COVID-19 in NKY: Eight New Cases
Eight additional cases of COVID-19 were confirmed in Northern Kentucky on Tuesday, bringing the region's total to 1,276 since the pandemic began.
Sixty-seven people have died in the four-county region since the beginning of this coronavirus pandemic.
686 people have fully recovered from the virus here.
Governor Andy Beshear said Tuesday that there were 155 new cases confirmed statewide, bringing Kentucky's total to 10,185. Three more deaths were reported, bringing the state's total to 155.
At least 3,275 Kentuckians have recovered from the virus, the governor said.
Beshear also talked about a recent decision from the U.S. Supreme Court confirming actions on mass gatherings.protect public health are consistent with the U.S. Constitution.
In four federal court cases, plaintiffs – including Kentucky Attorney General Daniel Cameron – argued that Kentucky’s executive order on mass gatherings, which prohibited people from congregating in groups, was unconstitutional. Gov. Beshear and officials with the Kentucky Cabinet for Health and Family Services insisted that the restrictions were both legal and necessary to prevent the spread of COVID-19.
Late Friday, the U.S. Supreme Court issued an order agreeing with Beshear and confirming that the order limiting mass gatherings did not violate the Constitution.
In an opinion rejecting a church’s challenge to California’s order against mass gatherings, Chief Justice John Roberts said state officials have broad latitude to protect public health and admonished federal courts not to “second-guess” states’ temporary emergency measures.
“Where those broad limits are not exceeded, they should not be subject to second-guessing by an ‘unelected federal judiciary,’ which lacks the background, competence, and expertise to assess public health and is not accountable to the people,” Roberts wrote in his opinion.

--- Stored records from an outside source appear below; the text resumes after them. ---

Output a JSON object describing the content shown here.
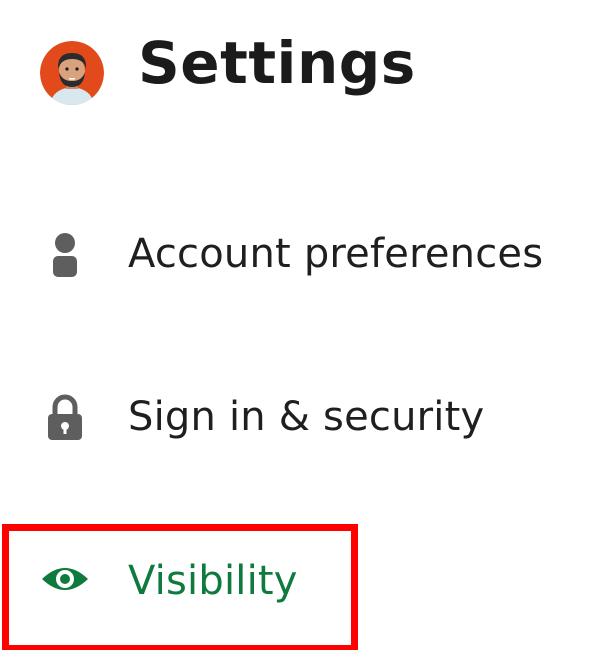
{
  "header": {
    "title": "Settings",
    "avatar_icon": "user-avatar-icon"
  },
  "nav": {
    "items": [
      {
        "label": "Account preferences",
        "icon": "person-icon",
        "active": false
      },
      {
        "label": "Sign in & security",
        "icon": "lock-icon",
        "active": false
      },
      {
        "label": "Visibility",
        "icon": "eye-icon",
        "active": true
      }
    ]
  },
  "colors": {
    "text": "#1f1f1f",
    "icon_gray": "#5e5e5e",
    "active_green": "#0f7a3e",
    "highlight_red": "#ff0000",
    "avatar_bg": "#e24a1b"
  }
}
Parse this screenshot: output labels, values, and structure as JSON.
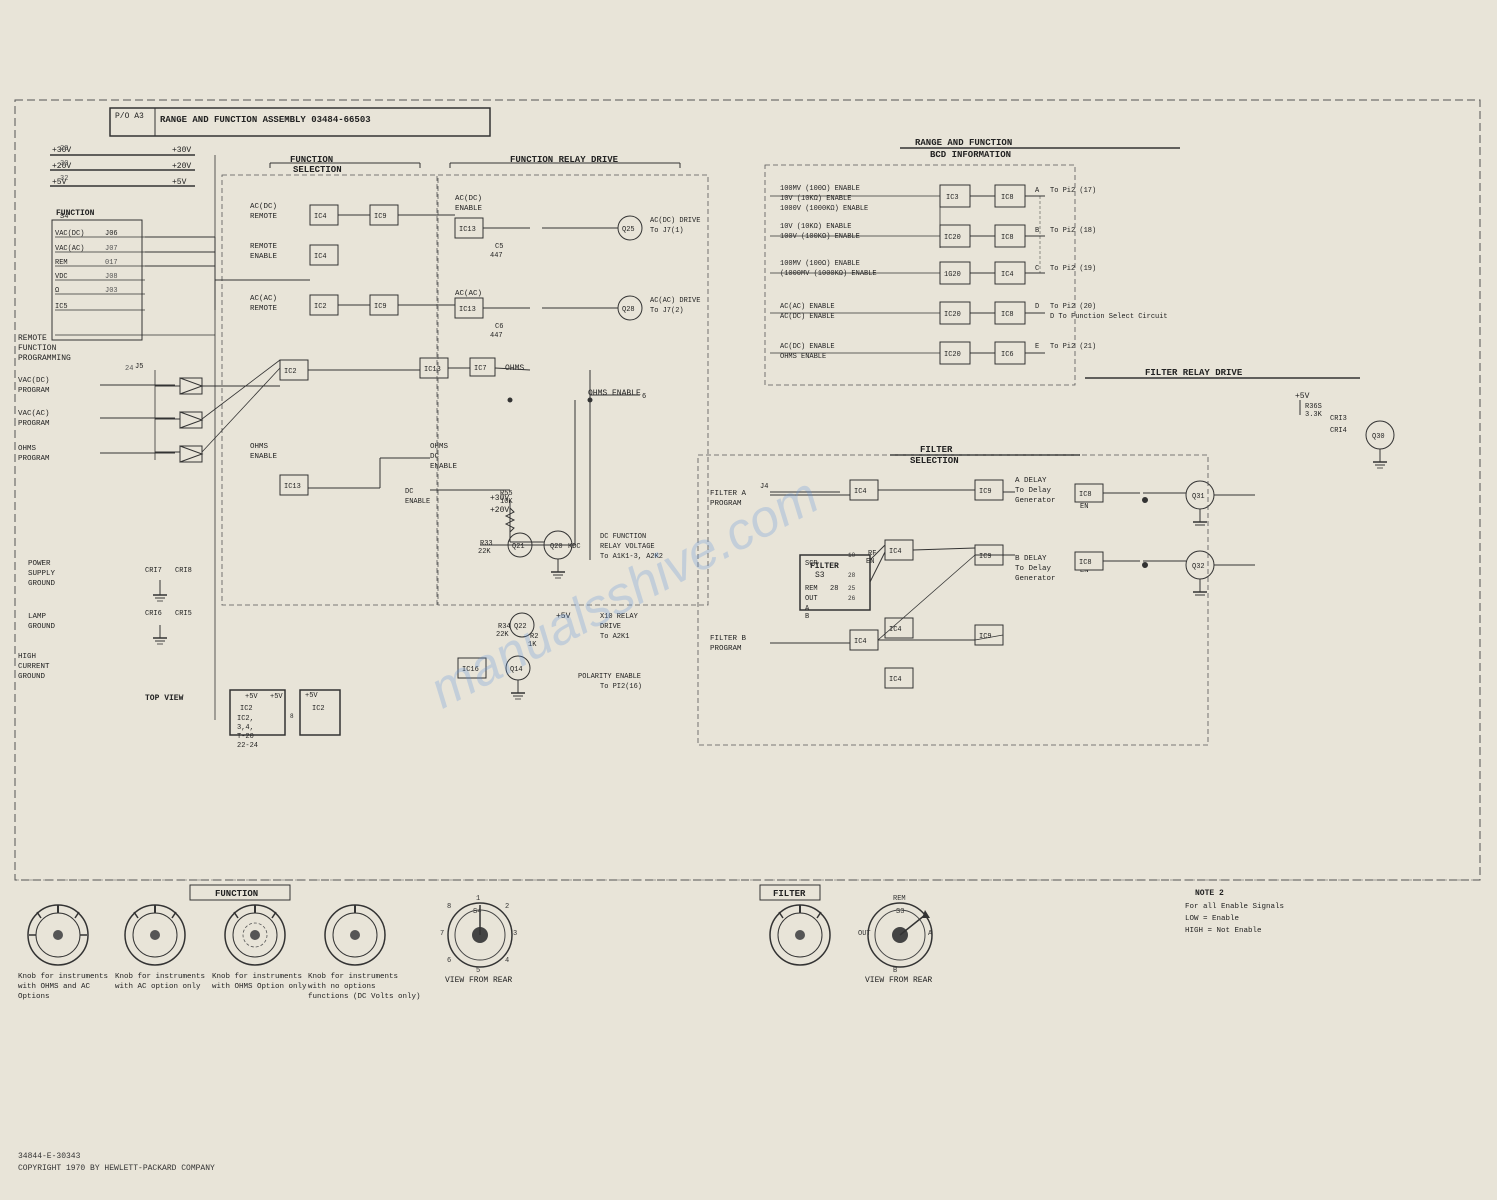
{
  "page": {
    "title": "Range and Function Assembly Schematic",
    "part_number": "P/O A3",
    "assembly_name": "RANGE AND FUNCTION ASSEMBLY  03484-66503",
    "copyright": "34844-E-30343\nCOPYRIGHT 1970 BY HEWLETT-PACKARD COMPANY",
    "watermark": "manualsshive.com",
    "sections": {
      "function_selection": "FUNCTION SELECTION",
      "function_relay_drive": "FUNCTION RELAY DRIVE",
      "range_function_bcd": "RANGE AND FUNCTION BCD INFORMATION",
      "filter_selection": "FILTER SELECTION",
      "filter_relay_drive": "FILTER RELAY DRIVE"
    },
    "notes": {
      "note2": "NOTE 2\nFor all Enable Signals\nLOW = Enable\nHIGH = Not Enable"
    },
    "knob_labels": [
      "Knob for instruments with OHMS and AC Options",
      "Knob for instruments with AC option only",
      "Knob for instruments with OHMS Option only",
      "Knob for instruments with no options (DC Volts only)"
    ],
    "view_labels": [
      "VIEW FROM REAR",
      "VIEW FROM REAR"
    ],
    "function_label": "FUNCTION",
    "filter_label": "FILTER",
    "s4_label": "S4",
    "s3_label": "S3"
  }
}
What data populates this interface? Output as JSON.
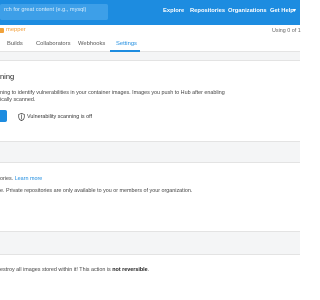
{
  "search": {
    "placeholder": "rch for great content (e.g., mysql)"
  },
  "nav": {
    "explore": "Explore",
    "repositories": "Repositories",
    "organizations": "Organizations",
    "help": "Get Help"
  },
  "repo": {
    "name": "mepper",
    "usage": "Using 0 of 1"
  },
  "tabs": [
    "Builds",
    "Collaborators",
    "Webhooks",
    "Settings"
  ],
  "scanning": {
    "title": "ning",
    "desc_line1": "ning to identify vulnerabilities in your container images. Images you push to Hub after enabling",
    "desc_line2": "ically scanned.",
    "status": "Vulnerability scanning is off"
  },
  "visibility": {
    "line1": "ories.",
    "learn_more": "Learn more",
    "line2": "e. Private repositories are only available to you or members of your organization."
  },
  "delete": {
    "text": "estroy all images stored within it! This action is",
    "bold": "not reversible",
    "end": "."
  },
  "colors": {
    "brand": "#1d8ce0",
    "accent_orange": "#f39c34",
    "band": "#f4f5f6"
  }
}
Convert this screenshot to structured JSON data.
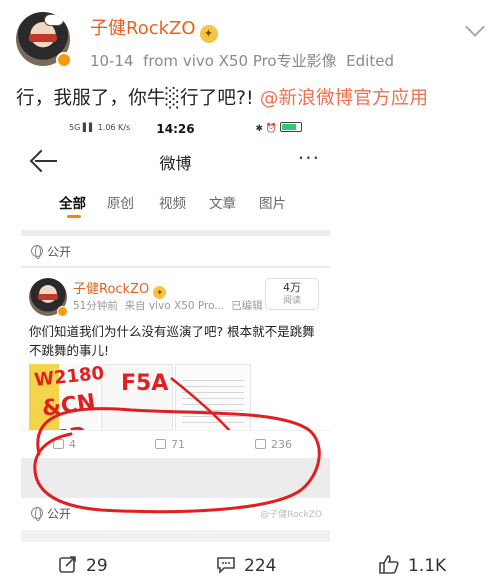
{
  "author": {
    "name": "子健RockZO",
    "date": "10-14",
    "source": "from vivo X50 Pro专业影像",
    "edited": "Edited"
  },
  "post": {
    "text": "行，我服了，你牛░行了吧?! ",
    "link": "@新浪微博官方应用"
  },
  "screenshot": {
    "statusbar": {
      "left": "5G ▌▌ 1.06 K/s",
      "time": "14:26"
    },
    "navbar": {
      "title": "微博",
      "more": "···"
    },
    "tabs": [
      "全部",
      "原创",
      "视频",
      "文章",
      "图片"
    ],
    "visibility_label": "公开",
    "inner_post": {
      "name": "子健RockZO",
      "time": "51分钟前",
      "source": "来自 vivo X50 Pro...",
      "edited": "已编辑",
      "read_count": "4万",
      "read_unit": "阅读",
      "text": "你们知道我们为什么没有巡演了吧? 根本就不是跳舞不跳舞的事儿!",
      "scribble_text_1": "W2180",
      "scribble_text_2": "F5A",
      "scribble_text_3": "&CN",
      "scribble_text_4": "USD",
      "actions": {
        "shares": "4",
        "comments": "71",
        "likes": "236"
      }
    },
    "bottom_visibility_label": "公开",
    "watermark": "@子健RockZO"
  },
  "actions": {
    "shares": "29",
    "comments": "224",
    "likes": "1.1K"
  },
  "colors": {
    "author_orange": "#e8611d",
    "link": "#eb7350",
    "tab_accent": "#ff8200",
    "scribble_red": "#e02020"
  }
}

The Governor’s Office of General Counsel is making the various federal courts aware of the Supreme Court’s decisive opinion, which should resolve all current cases challenging the governor’s orders, a news release said.